About a year after my divorce, I met a man and we dated rather amicably for a few weeks. But honestly, I wasn’t ready to be in a relationship. Forget about not being close to ready, I couldn’t even see ready with a high-powered telescope. I still needed time and space to heal. I quickly figured out the hard way that I couldn’t be in a healthy relationship if I didn’t even know who I was. I couldn’t trust anybody yet because I couldn’t trust myself.

My relationship with church is even more complicated. I need to know who I am. I need to know who God is. I need to know where God and I stand and be able to trust that space before introducing any church community into that equation. My time spent alone with God on Cape Cod in March gave me the solid footing I needed to take another step. I have recently started to visit other churches.

Am I going to join a new church and start bringing my kids there? No. Not in the near future. Why? Because I’m not ready to go that far. That’s too big of a commitment right now.

Church and I are honestly not even dating yet. We’re more at the Let’s-Have-Coffee-And-See-If-We-Get-Along Stage.

As for my ties to the Catholic Church, that relationship, much like my divorce, is insanely complicated because of my boys. They’ve been raised in the Catholic Church and in this world I know they’ll need strong roots to thrive. So for now, I bring them to Mass and teach them what I can. I do from time to time point out where the Catholic Church may need to rethink its alignment to the teachings of Christ, but only so that they learn enough to think for themselves.

As for dating, I made The List of all the things I need and want in a man and handed it over. Okay so I handed it over with with the very strong suggestion that if He wants a man in my life, He’ll have to put him in front of me and smack me upside the head so I notice.

As for church, we’re still working on finalizing The List and I suspect that may take awhile.

God and I are just moving this through a little at a time. There’s been a whole lot of ‘Trust me’ going on and that’s getting to be an okay thing for me to do on a regular basis.

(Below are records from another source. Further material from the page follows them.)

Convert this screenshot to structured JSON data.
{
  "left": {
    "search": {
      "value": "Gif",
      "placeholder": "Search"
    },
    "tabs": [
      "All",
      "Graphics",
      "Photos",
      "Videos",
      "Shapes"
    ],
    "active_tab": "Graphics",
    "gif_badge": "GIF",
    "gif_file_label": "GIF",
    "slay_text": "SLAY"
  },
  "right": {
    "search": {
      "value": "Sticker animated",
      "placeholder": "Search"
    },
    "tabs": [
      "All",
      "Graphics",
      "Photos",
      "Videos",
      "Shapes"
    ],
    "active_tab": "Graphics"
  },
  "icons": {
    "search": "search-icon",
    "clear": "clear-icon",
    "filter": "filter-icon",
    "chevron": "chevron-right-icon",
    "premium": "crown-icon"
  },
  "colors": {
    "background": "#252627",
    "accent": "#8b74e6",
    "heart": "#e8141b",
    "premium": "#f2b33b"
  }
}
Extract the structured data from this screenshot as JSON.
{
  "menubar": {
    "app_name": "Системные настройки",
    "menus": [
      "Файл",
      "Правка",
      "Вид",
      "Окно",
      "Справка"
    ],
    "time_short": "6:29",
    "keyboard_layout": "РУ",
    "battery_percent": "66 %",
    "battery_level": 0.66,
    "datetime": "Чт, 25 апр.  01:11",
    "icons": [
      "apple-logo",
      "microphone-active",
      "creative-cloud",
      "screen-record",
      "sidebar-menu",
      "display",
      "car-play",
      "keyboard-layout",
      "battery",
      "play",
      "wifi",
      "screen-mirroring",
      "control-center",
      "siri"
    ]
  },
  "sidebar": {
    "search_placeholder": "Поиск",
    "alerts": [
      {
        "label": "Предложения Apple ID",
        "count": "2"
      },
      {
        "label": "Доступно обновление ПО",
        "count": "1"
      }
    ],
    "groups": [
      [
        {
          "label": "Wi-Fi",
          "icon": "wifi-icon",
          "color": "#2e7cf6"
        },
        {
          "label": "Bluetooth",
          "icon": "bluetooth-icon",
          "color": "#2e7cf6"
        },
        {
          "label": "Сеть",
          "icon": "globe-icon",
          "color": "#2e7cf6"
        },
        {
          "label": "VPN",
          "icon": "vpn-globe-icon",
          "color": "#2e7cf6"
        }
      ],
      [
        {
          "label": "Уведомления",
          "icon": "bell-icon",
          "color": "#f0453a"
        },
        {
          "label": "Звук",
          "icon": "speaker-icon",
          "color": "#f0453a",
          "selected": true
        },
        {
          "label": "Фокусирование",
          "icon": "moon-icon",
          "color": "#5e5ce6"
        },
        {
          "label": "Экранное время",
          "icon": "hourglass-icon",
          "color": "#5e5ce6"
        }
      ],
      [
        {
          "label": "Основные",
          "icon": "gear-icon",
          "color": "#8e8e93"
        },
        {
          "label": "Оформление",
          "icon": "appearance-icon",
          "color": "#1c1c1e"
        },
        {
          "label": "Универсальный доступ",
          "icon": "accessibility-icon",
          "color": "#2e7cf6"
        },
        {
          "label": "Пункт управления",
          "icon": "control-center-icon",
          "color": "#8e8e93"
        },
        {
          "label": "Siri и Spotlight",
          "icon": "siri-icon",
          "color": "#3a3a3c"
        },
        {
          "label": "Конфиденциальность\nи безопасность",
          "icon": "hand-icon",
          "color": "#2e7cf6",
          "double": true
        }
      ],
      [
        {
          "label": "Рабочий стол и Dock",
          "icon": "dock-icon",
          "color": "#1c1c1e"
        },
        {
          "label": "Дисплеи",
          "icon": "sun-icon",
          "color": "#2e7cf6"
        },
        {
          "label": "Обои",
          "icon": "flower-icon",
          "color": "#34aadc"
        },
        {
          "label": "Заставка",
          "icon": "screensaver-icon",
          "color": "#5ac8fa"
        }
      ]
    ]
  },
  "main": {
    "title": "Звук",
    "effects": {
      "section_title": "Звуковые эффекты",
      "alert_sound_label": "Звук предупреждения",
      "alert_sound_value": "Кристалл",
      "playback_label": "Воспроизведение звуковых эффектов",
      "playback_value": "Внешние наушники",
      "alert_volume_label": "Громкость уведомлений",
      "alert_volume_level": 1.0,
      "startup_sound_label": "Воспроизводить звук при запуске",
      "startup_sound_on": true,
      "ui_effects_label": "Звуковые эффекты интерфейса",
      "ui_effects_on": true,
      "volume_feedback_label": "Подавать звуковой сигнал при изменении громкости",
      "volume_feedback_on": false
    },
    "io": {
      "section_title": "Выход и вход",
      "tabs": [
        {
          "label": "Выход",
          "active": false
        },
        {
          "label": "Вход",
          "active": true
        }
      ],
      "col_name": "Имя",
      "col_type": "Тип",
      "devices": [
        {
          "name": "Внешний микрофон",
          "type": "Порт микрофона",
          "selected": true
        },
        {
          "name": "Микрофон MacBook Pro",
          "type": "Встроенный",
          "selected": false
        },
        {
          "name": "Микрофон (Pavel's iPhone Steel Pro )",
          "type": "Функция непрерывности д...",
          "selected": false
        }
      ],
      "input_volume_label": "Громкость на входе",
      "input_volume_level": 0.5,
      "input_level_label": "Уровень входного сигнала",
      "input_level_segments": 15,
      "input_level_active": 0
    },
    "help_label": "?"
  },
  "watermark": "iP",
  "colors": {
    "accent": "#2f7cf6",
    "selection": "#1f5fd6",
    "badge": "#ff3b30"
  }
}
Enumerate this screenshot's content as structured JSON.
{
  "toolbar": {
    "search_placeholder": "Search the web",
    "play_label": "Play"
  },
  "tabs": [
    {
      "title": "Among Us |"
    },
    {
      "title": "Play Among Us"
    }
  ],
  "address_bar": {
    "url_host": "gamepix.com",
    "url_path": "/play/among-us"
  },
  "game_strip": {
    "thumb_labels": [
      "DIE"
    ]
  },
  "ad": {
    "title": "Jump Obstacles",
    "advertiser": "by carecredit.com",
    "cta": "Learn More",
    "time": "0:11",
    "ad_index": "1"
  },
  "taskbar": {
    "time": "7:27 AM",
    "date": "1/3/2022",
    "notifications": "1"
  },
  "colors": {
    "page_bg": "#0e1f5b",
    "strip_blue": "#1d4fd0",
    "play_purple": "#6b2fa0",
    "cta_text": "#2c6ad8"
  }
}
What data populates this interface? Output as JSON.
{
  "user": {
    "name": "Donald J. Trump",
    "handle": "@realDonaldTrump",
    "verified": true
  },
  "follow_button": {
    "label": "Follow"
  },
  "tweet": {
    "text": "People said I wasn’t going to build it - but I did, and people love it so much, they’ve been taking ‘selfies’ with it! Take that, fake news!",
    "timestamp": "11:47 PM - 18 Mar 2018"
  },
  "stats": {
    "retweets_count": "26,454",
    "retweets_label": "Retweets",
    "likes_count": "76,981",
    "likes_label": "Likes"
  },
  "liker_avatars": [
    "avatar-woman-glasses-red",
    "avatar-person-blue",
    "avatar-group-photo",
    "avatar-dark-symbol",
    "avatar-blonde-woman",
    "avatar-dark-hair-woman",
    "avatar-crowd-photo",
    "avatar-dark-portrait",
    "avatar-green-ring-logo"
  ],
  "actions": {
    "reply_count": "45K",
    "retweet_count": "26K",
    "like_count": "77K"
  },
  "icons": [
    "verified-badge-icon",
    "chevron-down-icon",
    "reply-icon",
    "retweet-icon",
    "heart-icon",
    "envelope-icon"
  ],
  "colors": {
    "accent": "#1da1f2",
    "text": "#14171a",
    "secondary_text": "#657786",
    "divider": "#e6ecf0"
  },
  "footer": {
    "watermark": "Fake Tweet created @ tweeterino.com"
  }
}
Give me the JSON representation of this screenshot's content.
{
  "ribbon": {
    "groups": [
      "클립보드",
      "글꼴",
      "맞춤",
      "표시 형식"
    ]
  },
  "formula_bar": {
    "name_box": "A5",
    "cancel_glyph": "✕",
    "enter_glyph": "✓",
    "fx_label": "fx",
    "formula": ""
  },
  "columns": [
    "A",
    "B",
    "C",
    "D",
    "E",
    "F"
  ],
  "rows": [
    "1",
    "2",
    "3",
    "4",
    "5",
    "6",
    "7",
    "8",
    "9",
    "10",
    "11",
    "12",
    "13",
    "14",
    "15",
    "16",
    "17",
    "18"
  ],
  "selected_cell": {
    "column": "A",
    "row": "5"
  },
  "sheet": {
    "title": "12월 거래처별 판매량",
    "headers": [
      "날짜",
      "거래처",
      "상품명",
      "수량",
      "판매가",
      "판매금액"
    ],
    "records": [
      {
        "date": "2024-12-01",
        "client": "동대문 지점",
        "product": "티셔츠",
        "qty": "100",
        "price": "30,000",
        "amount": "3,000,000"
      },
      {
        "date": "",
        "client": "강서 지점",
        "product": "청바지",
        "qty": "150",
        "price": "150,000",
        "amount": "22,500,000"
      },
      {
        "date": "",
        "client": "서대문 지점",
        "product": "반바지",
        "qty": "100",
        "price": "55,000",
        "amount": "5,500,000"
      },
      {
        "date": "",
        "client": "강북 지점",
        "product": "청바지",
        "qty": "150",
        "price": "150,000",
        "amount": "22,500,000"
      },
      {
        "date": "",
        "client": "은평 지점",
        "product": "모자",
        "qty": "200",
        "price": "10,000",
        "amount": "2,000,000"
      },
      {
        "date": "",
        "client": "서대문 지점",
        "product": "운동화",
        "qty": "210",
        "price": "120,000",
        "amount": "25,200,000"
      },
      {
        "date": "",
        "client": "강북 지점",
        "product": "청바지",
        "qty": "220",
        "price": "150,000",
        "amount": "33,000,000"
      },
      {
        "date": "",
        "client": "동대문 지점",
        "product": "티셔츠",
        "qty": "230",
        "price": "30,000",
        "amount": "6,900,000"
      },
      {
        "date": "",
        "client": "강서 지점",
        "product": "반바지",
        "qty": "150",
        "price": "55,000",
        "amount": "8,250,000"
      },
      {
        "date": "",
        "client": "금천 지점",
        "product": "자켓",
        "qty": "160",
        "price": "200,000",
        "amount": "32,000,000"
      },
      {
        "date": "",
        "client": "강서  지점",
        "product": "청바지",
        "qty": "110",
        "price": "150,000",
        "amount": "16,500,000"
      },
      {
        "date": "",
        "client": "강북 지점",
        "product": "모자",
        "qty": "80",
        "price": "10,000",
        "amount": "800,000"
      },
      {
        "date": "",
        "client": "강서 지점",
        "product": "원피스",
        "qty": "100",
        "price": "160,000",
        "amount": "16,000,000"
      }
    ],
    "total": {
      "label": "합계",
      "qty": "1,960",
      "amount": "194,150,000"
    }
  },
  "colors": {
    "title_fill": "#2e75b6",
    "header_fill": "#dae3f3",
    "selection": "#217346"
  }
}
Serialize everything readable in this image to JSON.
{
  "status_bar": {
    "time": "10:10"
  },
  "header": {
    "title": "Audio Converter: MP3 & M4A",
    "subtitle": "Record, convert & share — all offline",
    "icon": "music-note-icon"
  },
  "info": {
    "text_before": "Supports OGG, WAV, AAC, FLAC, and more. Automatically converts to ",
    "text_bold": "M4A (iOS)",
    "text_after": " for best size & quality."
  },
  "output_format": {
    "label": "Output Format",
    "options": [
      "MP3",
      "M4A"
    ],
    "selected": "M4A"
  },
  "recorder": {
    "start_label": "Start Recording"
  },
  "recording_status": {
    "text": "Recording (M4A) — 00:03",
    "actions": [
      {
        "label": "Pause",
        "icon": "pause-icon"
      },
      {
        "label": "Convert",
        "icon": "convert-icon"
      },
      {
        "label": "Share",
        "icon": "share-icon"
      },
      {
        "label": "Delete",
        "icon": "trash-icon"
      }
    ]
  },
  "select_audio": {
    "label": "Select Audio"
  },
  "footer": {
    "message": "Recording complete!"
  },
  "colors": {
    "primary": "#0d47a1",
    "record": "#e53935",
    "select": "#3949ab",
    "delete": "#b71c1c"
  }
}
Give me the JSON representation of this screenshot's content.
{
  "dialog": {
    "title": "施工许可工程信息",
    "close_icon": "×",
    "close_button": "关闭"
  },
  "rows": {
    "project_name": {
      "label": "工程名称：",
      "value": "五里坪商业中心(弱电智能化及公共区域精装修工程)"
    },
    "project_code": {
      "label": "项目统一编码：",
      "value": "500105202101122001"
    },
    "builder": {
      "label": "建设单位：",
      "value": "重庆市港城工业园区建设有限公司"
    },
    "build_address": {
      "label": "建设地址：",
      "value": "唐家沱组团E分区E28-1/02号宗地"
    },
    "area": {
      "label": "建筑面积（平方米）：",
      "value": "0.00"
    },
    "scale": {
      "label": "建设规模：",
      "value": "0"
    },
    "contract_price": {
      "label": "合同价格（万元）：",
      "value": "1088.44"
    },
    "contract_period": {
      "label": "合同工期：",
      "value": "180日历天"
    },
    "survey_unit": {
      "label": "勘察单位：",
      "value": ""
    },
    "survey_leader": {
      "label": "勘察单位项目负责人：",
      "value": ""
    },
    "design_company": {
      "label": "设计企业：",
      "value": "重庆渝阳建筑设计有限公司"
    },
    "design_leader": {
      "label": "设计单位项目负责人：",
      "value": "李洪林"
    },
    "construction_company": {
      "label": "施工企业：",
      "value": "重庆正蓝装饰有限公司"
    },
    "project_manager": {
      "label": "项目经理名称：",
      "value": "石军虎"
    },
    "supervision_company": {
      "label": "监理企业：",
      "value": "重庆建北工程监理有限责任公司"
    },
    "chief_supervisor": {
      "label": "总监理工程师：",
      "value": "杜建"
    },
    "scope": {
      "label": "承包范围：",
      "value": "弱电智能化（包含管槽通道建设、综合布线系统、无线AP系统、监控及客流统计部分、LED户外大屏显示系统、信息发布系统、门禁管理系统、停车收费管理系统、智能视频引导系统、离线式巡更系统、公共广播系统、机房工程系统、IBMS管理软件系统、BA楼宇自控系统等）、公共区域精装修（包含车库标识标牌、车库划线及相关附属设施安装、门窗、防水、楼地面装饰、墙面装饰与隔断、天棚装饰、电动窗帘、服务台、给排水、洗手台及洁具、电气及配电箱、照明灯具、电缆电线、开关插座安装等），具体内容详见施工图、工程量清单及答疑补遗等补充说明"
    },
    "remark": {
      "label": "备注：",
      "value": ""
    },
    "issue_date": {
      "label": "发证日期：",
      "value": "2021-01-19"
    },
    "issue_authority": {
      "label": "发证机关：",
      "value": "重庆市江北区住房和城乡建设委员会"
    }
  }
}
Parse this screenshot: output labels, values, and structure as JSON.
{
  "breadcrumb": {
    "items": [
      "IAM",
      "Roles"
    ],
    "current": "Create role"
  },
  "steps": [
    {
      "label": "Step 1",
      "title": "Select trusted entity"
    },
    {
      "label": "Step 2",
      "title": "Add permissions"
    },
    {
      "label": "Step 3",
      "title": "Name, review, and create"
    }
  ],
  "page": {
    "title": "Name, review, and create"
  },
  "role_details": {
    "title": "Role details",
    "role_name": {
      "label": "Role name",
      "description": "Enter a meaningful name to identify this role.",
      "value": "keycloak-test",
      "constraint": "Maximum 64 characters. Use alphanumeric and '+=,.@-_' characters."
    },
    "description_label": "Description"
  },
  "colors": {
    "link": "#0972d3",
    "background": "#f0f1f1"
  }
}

And yeah, I still hate it when He says, “Trust me.”

And yeah, I still let Him know about it.